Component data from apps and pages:
%%
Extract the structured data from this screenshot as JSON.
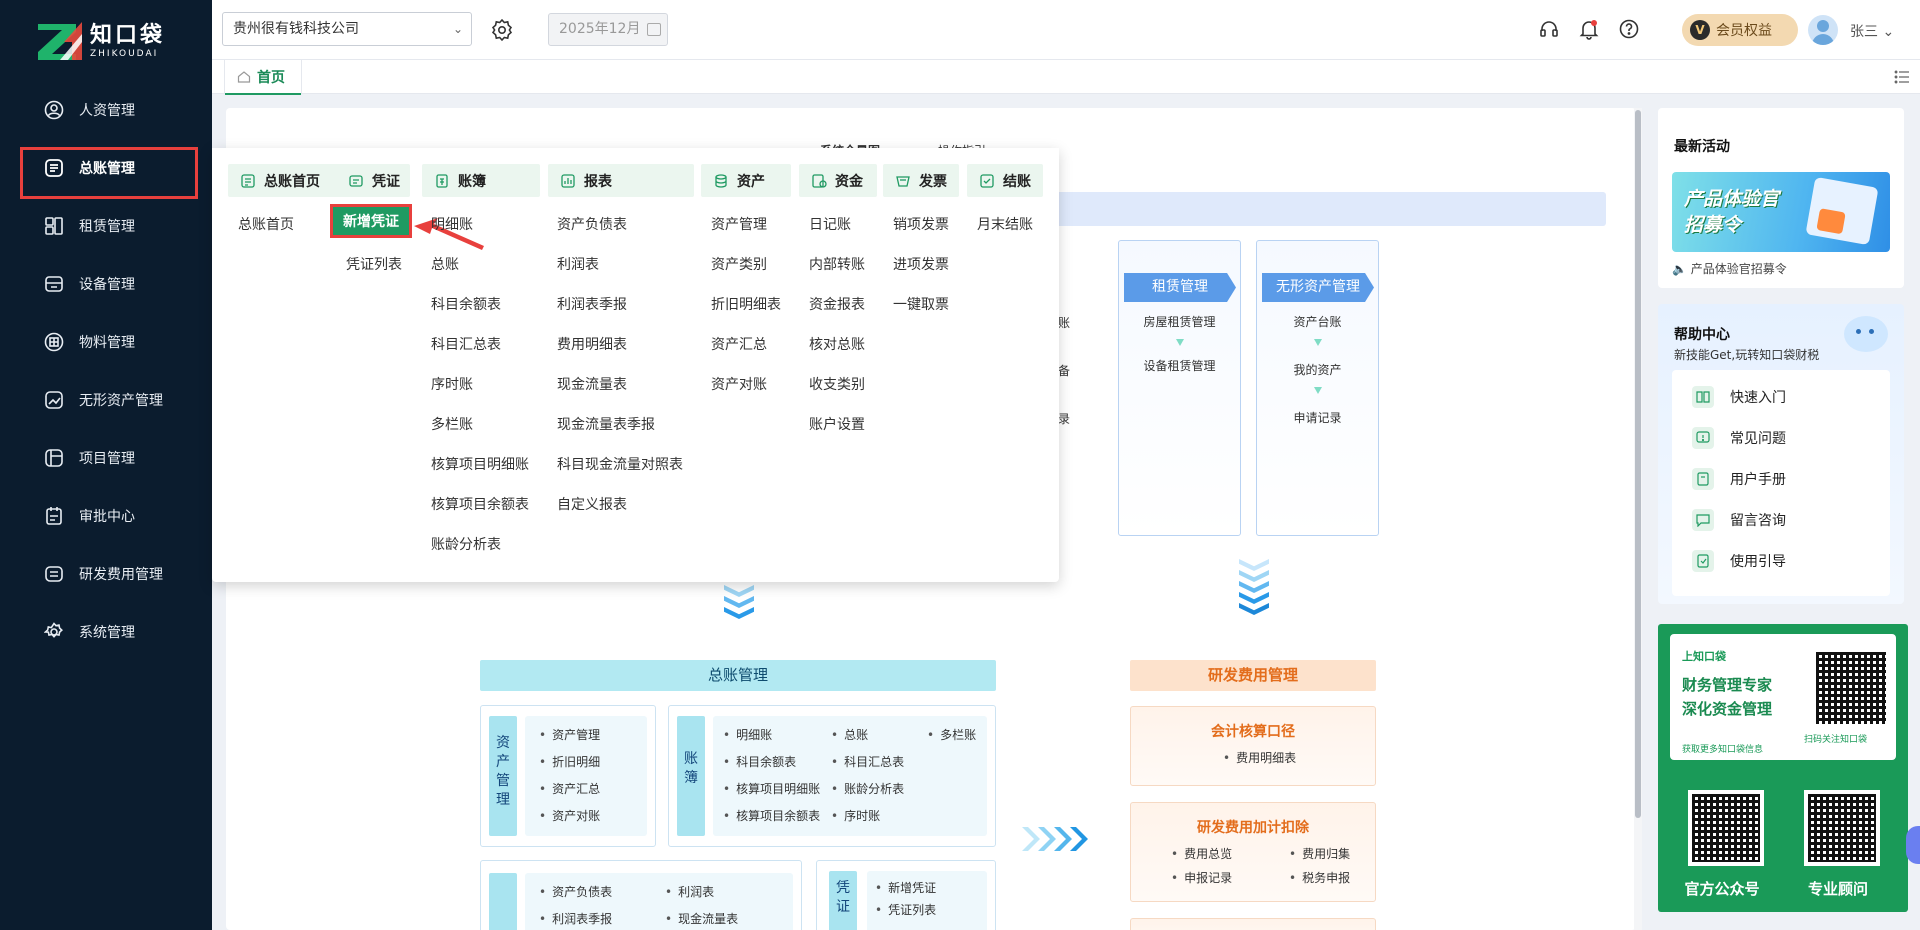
{
  "brand": {
    "name_cn": "知口袋",
    "name_en": "ZHIKOUDAI"
  },
  "sidebar": {
    "items": [
      {
        "label": "人资管理",
        "icon": "user-badge-icon"
      },
      {
        "label": "总账管理",
        "icon": "ledger-icon",
        "active": true
      },
      {
        "label": "租赁管理",
        "icon": "lease-icon"
      },
      {
        "label": "设备管理",
        "icon": "device-icon"
      },
      {
        "label": "物料管理",
        "icon": "material-icon"
      },
      {
        "label": "无形资产管理",
        "icon": "intangible-asset-icon"
      },
      {
        "label": "项目管理",
        "icon": "project-icon"
      },
      {
        "label": "审批中心",
        "icon": "approval-icon"
      },
      {
        "label": "研发费用管理",
        "icon": "rd-expense-icon"
      },
      {
        "label": "系统管理",
        "icon": "settings-icon"
      }
    ]
  },
  "header": {
    "company": "贵州很有钱科技公司",
    "period": "2025年12月",
    "vip_label": "会员权益",
    "vip_badge": "V",
    "user_name": "张三"
  },
  "tabs": {
    "home": "首页"
  },
  "mega_menu": {
    "columns": [
      {
        "category": "总账首页",
        "icon": "home-doc-icon",
        "items": [
          "总账首页"
        ]
      },
      {
        "category": "凭证",
        "icon": "voucher-icon",
        "items": [
          "新增凭证",
          "凭证列表"
        ],
        "highlighted": "新增凭证"
      },
      {
        "category": "账簿",
        "icon": "book-icon",
        "items": [
          "明细账",
          "总账",
          "科目余额表",
          "科目汇总表",
          "序时账",
          "多栏账",
          "核算项目明细账",
          "核算项目余额表",
          "账龄分析表"
        ]
      },
      {
        "category": "报表",
        "icon": "report-icon",
        "items": [
          "资产负债表",
          "利润表",
          "利润表季报",
          "费用明细表",
          "现金流量表",
          "现金流量表季报",
          "科目现金流量对照表",
          "自定义报表"
        ]
      },
      {
        "category": "资产",
        "icon": "asset-icon",
        "items": [
          "资产管理",
          "资产类别",
          "折旧明细表",
          "资产汇总",
          "资产对账"
        ]
      },
      {
        "category": "资金",
        "icon": "fund-icon",
        "items": [
          "日记账",
          "内部转账",
          "资金报表",
          "核对总账",
          "收支类别",
          "账户设置"
        ]
      },
      {
        "category": "发票",
        "icon": "invoice-icon",
        "items": [
          "销项发票",
          "进项发票",
          "一键取票"
        ]
      },
      {
        "category": "结账",
        "icon": "close-account-icon",
        "items": [
          "月末结账"
        ]
      }
    ]
  },
  "dashboard": {
    "header_fragments": [
      "系统全景图",
      "操作指引"
    ],
    "left_fragments": [
      "账",
      "备",
      "录"
    ],
    "lease_module": {
      "title": "租赁管理",
      "items": [
        "房屋租赁管理",
        "设备租赁管理"
      ]
    },
    "intangible_module": {
      "title": "无形资产管理",
      "items": [
        "资产台账",
        "我的资产",
        "申请记录"
      ]
    },
    "ledger_section": {
      "title": "总账管理",
      "asset_label": "资产管理",
      "asset_items": [
        "资产管理",
        "折旧明细",
        "资产汇总",
        "资产对账"
      ],
      "book_label": "账簿",
      "book_items": [
        "明细账",
        "总账",
        "多栏账",
        "科目余额表",
        "科目汇总表",
        "核算项目明细账",
        "账龄分析表",
        "核算项目余额表",
        "序时账"
      ],
      "report_items": [
        "资产负债表",
        "利润表",
        "利润表季报",
        "现金流量表"
      ],
      "voucher_label": "凭证",
      "voucher_items": [
        "新增凭证",
        "凭证列表"
      ]
    },
    "rd_section": {
      "title": "研发费用管理",
      "box1_title": "会计核算口径",
      "box1_items": [
        "费用明细表"
      ],
      "box2_title": "研发费用加计扣除",
      "box2_items": [
        "费用总览",
        "费用归集",
        "申报记录",
        "税务申报"
      ]
    }
  },
  "right_panel": {
    "activity_title": "最新活动",
    "banner_text": [
      "产品体验官",
      "招募令"
    ],
    "activity_item": "产品体验官招募令",
    "help_title": "帮助中心",
    "help_subtitle": "新技能Get,玩转知口袋财税",
    "help_items": [
      "快速入门",
      "常见问题",
      "用户手册",
      "留言咨询",
      "使用引导"
    ],
    "wechat": {
      "small": "上知口袋",
      "line1": "财务管理专家",
      "line2": "深化资金管理",
      "note": "获取更多知口袋信息",
      "scan": "扫码关注知口袋"
    },
    "qr_labels": [
      "官方公众号",
      "专业顾问"
    ]
  },
  "colors": {
    "sidebar_bg": "#0b1c2e",
    "accent_green": "#1f9a62",
    "highlight_red": "#e8403d",
    "module_blue": "#5b9be8"
  }
}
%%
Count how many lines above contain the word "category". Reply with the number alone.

### OUTPUT BELOW:
8